From the entries that follow, pick out all lines holding "Игрок".

Collection entries
——

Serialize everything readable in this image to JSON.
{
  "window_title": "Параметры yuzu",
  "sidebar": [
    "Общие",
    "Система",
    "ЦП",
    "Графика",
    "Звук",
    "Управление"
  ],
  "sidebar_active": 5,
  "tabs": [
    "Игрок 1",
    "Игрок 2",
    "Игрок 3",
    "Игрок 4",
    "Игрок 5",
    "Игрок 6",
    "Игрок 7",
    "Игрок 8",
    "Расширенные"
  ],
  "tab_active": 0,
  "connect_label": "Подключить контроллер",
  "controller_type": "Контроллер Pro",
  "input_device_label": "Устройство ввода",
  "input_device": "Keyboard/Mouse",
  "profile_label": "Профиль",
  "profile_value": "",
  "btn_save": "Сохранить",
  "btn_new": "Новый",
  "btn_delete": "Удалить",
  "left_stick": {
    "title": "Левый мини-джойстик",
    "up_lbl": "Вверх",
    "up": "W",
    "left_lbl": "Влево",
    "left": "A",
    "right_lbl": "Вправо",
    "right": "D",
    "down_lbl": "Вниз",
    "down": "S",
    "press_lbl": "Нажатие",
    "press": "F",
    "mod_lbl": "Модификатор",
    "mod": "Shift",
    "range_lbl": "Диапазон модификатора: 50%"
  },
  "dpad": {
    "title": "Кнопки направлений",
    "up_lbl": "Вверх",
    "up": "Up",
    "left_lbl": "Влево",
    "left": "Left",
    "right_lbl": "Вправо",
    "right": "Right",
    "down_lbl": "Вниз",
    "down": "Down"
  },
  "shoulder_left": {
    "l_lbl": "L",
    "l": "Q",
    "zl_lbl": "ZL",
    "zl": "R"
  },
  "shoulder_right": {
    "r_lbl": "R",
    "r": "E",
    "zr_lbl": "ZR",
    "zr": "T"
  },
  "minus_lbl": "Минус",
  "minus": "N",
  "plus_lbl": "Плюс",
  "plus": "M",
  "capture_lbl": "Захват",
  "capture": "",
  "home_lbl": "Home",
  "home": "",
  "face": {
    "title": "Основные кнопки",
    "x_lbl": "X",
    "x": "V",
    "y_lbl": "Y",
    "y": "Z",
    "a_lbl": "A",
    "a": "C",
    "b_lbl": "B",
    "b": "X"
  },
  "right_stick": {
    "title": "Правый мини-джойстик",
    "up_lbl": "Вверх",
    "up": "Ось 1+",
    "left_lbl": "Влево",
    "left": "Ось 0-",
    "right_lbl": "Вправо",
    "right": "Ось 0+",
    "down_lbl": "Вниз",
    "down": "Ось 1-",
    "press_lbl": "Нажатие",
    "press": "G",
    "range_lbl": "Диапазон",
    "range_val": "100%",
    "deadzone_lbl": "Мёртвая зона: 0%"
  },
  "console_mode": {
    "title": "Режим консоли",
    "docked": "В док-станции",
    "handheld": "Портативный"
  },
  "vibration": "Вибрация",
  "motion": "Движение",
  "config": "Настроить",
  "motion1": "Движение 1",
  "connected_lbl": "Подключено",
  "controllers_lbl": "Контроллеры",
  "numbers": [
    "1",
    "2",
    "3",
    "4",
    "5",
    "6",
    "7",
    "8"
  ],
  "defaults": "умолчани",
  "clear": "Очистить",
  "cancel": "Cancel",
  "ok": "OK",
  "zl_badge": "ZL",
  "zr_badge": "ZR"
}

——

WRITTEN RESPONSE |
    "Игрок 1",
    "Игрок 2",
    "Игрок 3",
    "Игрок 4",
    "Игрок 5",
    "Игрок 6",
    "Игрок 7",
    "Игрок 8",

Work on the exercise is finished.